In India the custom is that the bridegroom goes to the house of the bride with great pomp and show with a number of friends and followers and the ceremony of "Kanya Dan" (giving away the girl) takes place at the bride's house.
The number of the people who go with the bridegroom depends largely upon the means of the bride's party, because the guests who come with the groom are to be fed and entertained in right regal style. It is this feeding and entertaining the guests that makes a daughter's marriage so costly in India, to a certain extent.
If the bride and the bridegroom live in the same town or village then the bridegroom's party goes to the bride's house in the evening, the marriage is performed at night and they all come away the same night or early the next morning. If, however, the places of residence of the bride and the bridegroom are say 500 miles apart as is generally the case, the bridegroom with his party goes a day or two earlier and stays a day or two after the marriage. The bride's people have to find accommodation, food and entertainment for the whole period, which in the case of rich people extends over a week.
Now I had the pleasure of joining such a bridal party as mentioned last, going to Benares.
We were about thirty young men, besides a number of elderly people.
Since the young men could not be merry in the presence of their elders the bride's father, who was a very rich man, had made arrangements to put up the thirty of us in a separate house.
This house was within a few yards of the famed haunted house.
We reached Benares at about ten in the morning and it was about three in the afternoon that we were informed that the celebrated haunted house was close by. Naturally some of us decided that we should occupy that house rather than the one in which we were. I myself was not very keen on shifting but a few others were. Our host protested but we insisted, and so the host had to give way.
The house was empty and the owner was a local gentleman, a resident of Benares.
To procure his permission and the key was the work of a few minutes and we took actual possession of the house at about six in the evening. It was a very large house with big rooms and halls (rather poorly furnished) but some furniture was brought in from the house which we had occupied on our arrival.
There was a very big and well-ventilated hall and in this we decided to sleep. Carpet upon carpet was piled on the floor and there we decided to sleep (on the ground) in right Oriental style. Lamps were brought and the house was lighted up.
At about 9 P.M. our dinner was announced. The Oriental dinner is conducted as follows:--

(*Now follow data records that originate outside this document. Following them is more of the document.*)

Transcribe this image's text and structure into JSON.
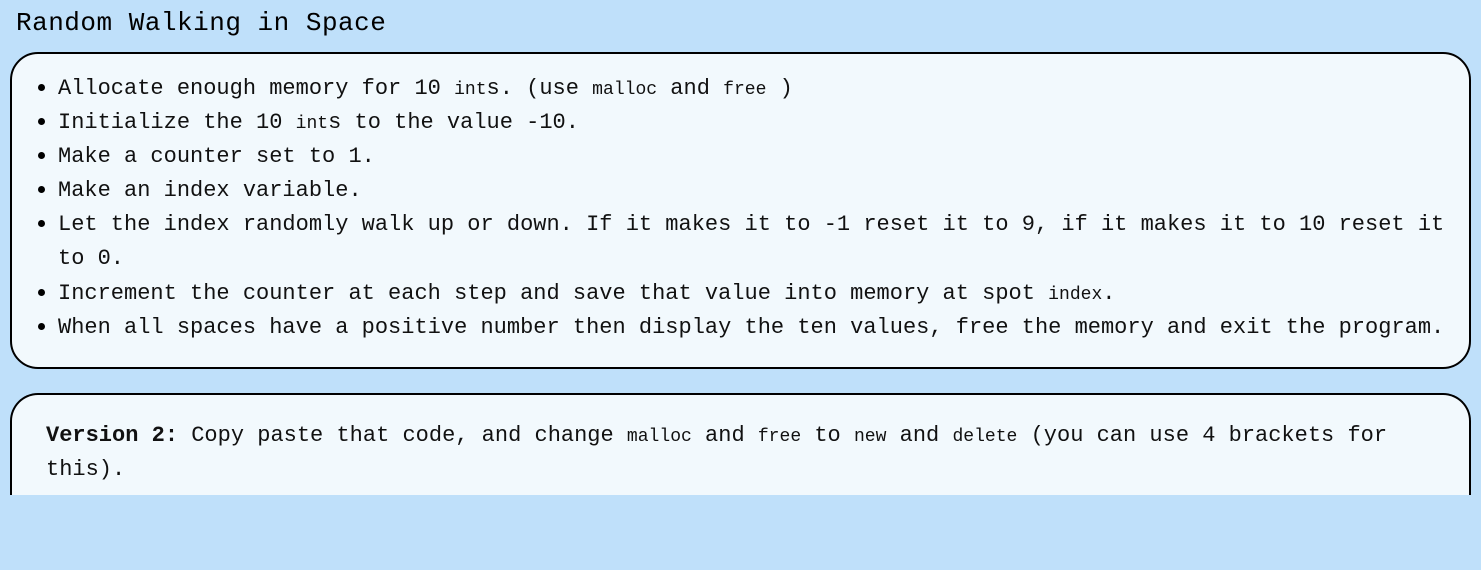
{
  "title": "Random Walking in Space",
  "bullets": [
    {
      "pre": "Allocate enough memory for 10 ",
      "c1": "int",
      "mid1": "s. (use ",
      "c2": "malloc",
      "mid2": " and ",
      "c3": "free",
      "post": " )"
    },
    {
      "pre": "Initialize the 10 ",
      "c1": "int",
      "post": "s to the value -10."
    },
    {
      "text": "Make a counter set to 1."
    },
    {
      "text": "Make an index variable."
    },
    {
      "text": "Let the index randomly walk up or down. If it makes it to -1 reset it to 9, if it makes it to 10 reset it to 0."
    },
    {
      "pre": "Increment the counter at each step and save that value into memory at spot ",
      "c1": "index",
      "post": "."
    },
    {
      "text": "When all spaces have a positive number then display the ten values, free the memory and exit the program."
    }
  ],
  "version2": {
    "label": "Version 2:",
    "pre": " Copy paste that code, and change ",
    "c1": "malloc",
    "mid1": " and ",
    "c2": "free",
    "mid2": " to ",
    "c3": "new",
    "mid3": " and ",
    "c4": "delete",
    "post": " (you can use 4 brackets for this)."
  }
}
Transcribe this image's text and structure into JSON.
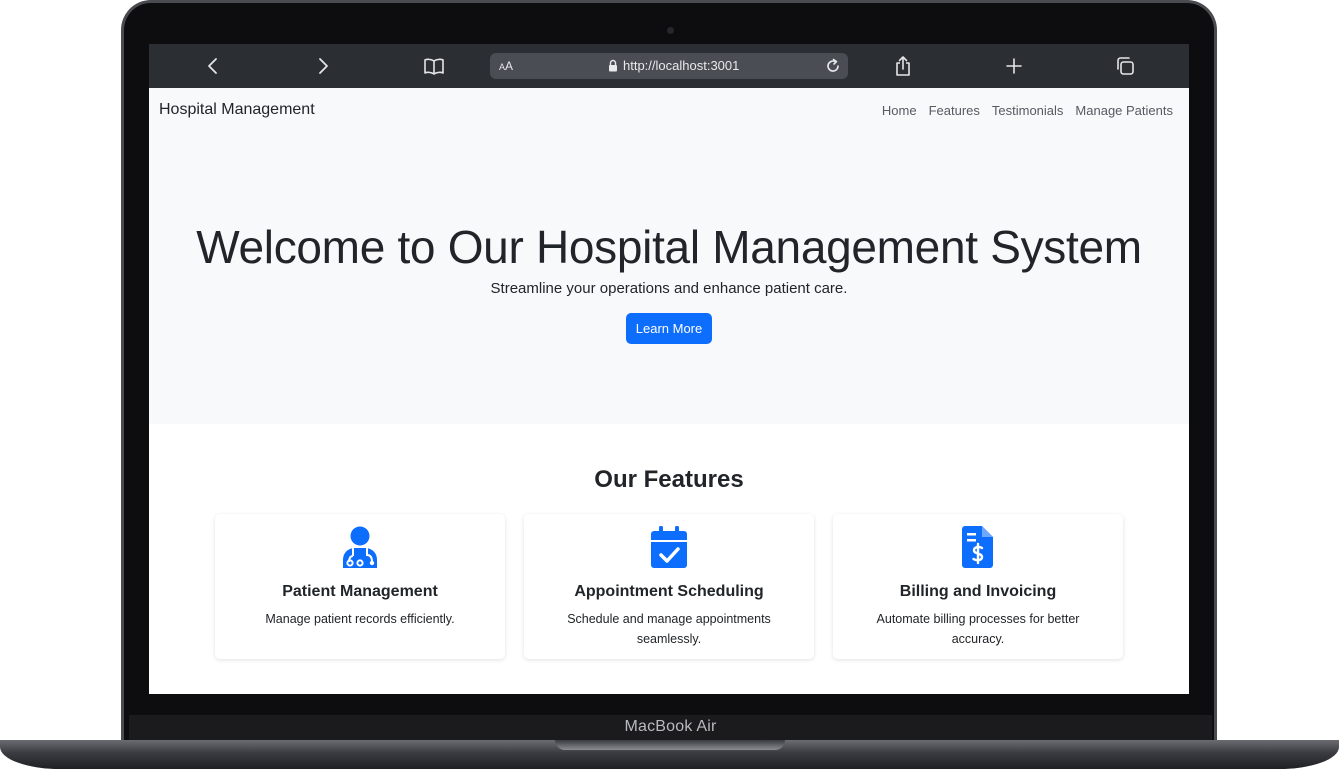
{
  "device": {
    "label": "MacBook Air"
  },
  "browser": {
    "text_size_small": "A",
    "text_size_large": "A",
    "url": "http://localhost:3001",
    "icons": [
      "back-icon",
      "forward-icon",
      "bookmarks-icon",
      "lock-icon",
      "reload-icon",
      "share-icon",
      "new-tab-icon",
      "tabs-icon"
    ]
  },
  "navbar": {
    "brand": "Hospital Management",
    "links": [
      "Home",
      "Features",
      "Testimonials",
      "Manage Patients"
    ]
  },
  "hero": {
    "title": "Welcome to Our Hospital Management System",
    "subtitle": "Streamline your operations and enhance patient care.",
    "button_label": "Learn More"
  },
  "features": {
    "title": "Our Features",
    "cards": [
      {
        "icon": "doctor-icon",
        "title": "Patient Management",
        "description": "Manage patient records efficiently."
      },
      {
        "icon": "calendar-check-icon",
        "title": "Appointment Scheduling",
        "description": "Schedule and manage appointments seamlessly."
      },
      {
        "icon": "invoice-dollar-icon",
        "title": "Billing and Invoicing",
        "description": "Automate billing processes for better accuracy."
      }
    ]
  },
  "colors": {
    "primary": "#0d6efd",
    "navbar_bg": "#f8f9fa",
    "browser_bar": "#2b2e33"
  }
}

The guests all sit on the floor and a big plate of metal (say 20" in diameter) is placed in front of each guest. Then the service commences and the plates are filled with dainties. Each guest generally gets thrice as much as he can eat. Then the host who does not himself join stands with joined hands and requests the guests to do full justice, and the dinner begins. Very little is eaten in fact, and whatever is left goes to the poor. That is probably the only consolation. Now on this particular occasion the bride's father, who was our host and who was an elderly gentleman had withdrawn, leaving two of his sons to look after us. He himself, we understood, was looking after his more elderly guests who had been lodged in a different house.
The hall in which we sat down to dine was a large one and very well lighted.
Adjoining it was the hall in which our beds had been made. The sons of _mine host_ with a number of others were serving. I always was rather unconventional. So I asked my fellow guests whether I could fall to, and without waiting for permission I commenced eating, a very good thing I did, as would appear hereafter.